The sculpture, titled Judy’s Hand Pavilion, is a collaboration between FRONTArt, an international art organization, and the Putnam Collection, CWRU’s public art fund. The sculpture is named after abstract artist Judy Ledgerwood, and will function as a pavilion for concerts and other events.

Judy’s Hand Pavilion was a focal point of FRONT International at CWRU on March 26, an event that served as an overview of FRONT’s plan for Cleveland Triennial for Contemporary Art. The festival, which will run from July 14 through Sept. 30, is the first of its kind in North America, according to FRONT Director of Public Programs and Engagement Arlene Watson.

“Judy’s Hand is the biggest [installation] we have done in a while,” Putnam Collection Chair Kathy Barrie said. “We think it will be a star of the exhibition.”

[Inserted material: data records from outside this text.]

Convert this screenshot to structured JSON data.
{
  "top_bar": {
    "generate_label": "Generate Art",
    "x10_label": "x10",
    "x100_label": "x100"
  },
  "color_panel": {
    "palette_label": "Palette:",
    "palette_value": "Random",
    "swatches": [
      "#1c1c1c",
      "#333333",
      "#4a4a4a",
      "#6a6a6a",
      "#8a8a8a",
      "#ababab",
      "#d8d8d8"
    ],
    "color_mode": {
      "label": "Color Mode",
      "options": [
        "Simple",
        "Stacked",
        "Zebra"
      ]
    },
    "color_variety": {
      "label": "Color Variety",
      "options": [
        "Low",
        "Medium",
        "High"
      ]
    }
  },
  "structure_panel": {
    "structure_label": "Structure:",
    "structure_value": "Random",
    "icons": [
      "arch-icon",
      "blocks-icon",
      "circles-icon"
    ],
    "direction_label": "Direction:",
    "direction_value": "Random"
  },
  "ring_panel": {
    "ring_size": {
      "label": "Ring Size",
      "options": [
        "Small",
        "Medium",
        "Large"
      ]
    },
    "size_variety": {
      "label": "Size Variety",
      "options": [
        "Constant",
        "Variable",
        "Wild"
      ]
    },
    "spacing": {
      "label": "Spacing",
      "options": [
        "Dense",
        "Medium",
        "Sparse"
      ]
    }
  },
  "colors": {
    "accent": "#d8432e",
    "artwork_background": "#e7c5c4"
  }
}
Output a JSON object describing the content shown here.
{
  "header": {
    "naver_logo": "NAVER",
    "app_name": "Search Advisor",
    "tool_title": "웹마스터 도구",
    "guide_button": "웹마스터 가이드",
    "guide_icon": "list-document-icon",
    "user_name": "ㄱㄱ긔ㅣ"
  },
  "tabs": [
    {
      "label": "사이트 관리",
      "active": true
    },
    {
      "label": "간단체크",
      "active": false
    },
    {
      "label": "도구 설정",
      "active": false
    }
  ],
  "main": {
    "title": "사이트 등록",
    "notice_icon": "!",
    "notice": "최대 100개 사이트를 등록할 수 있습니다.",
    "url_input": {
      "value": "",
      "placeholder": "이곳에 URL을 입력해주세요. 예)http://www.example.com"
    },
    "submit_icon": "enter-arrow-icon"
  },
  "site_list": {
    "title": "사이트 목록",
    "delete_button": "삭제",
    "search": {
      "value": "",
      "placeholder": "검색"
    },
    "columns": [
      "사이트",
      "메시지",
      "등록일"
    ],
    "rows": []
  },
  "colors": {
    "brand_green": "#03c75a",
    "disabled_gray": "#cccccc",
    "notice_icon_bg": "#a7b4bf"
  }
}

The Baker-Nord Center for the Humanities also established a “hand grant” for students who wish to hold events at the installation. Individual students, student organizations, staff and faculty can apply for up to 500 dollars in grant money if they submit an idea for an event which will inspire further engagement with the sculpture.

“I want to facilitate ways for students to socialize in that middle ground that’s not intimidatingly intellectual or party-alcohol-centric,” Brian Clites, Associate Director of the Baker Nord Center said.

FRONT’s Triennial will feature over 100 artists, according to Watson. Many of these artists are international, from countries including China, Mexico and Nigeria.

As part of its international outreach, FRONT is currently hosting 16 international artists in residence at their central complex, The Madison Residences, in Glenville. Adjacent to The Madison Residences is FRONTporch, an exhibition venue for artists and a place for artist and community interaction.

Most of the pieces are unconventional and tailor-made for their display areas. John Riepenhoff, for example, is creating a special sausage he dubs “Cleveland Curry Koji Wurst,” according to Watson, to reflect the diverse culinary scene of Cleveland.

“There’s not a lot of interaction between the public and the art, so it is a great opportunity,” CWRU Professor of Digital Photography, Barney Taxel, said regarding the Triennial. “We have museums where you can go quietly and curators will explain the meaning of the art; but how often do you have the opportunity to see art made to be installed in your town and have a conversation with the artist?”

Every FRONT exhibition will be free to the public in Cleveland every three years under a different artistic director each time.

“What we hope to accomplish through this really ambitious exhibition is more idea generation and the opportunity for contemporary art in this region to be on the same stage as New York, LA or Venice,” Watson said.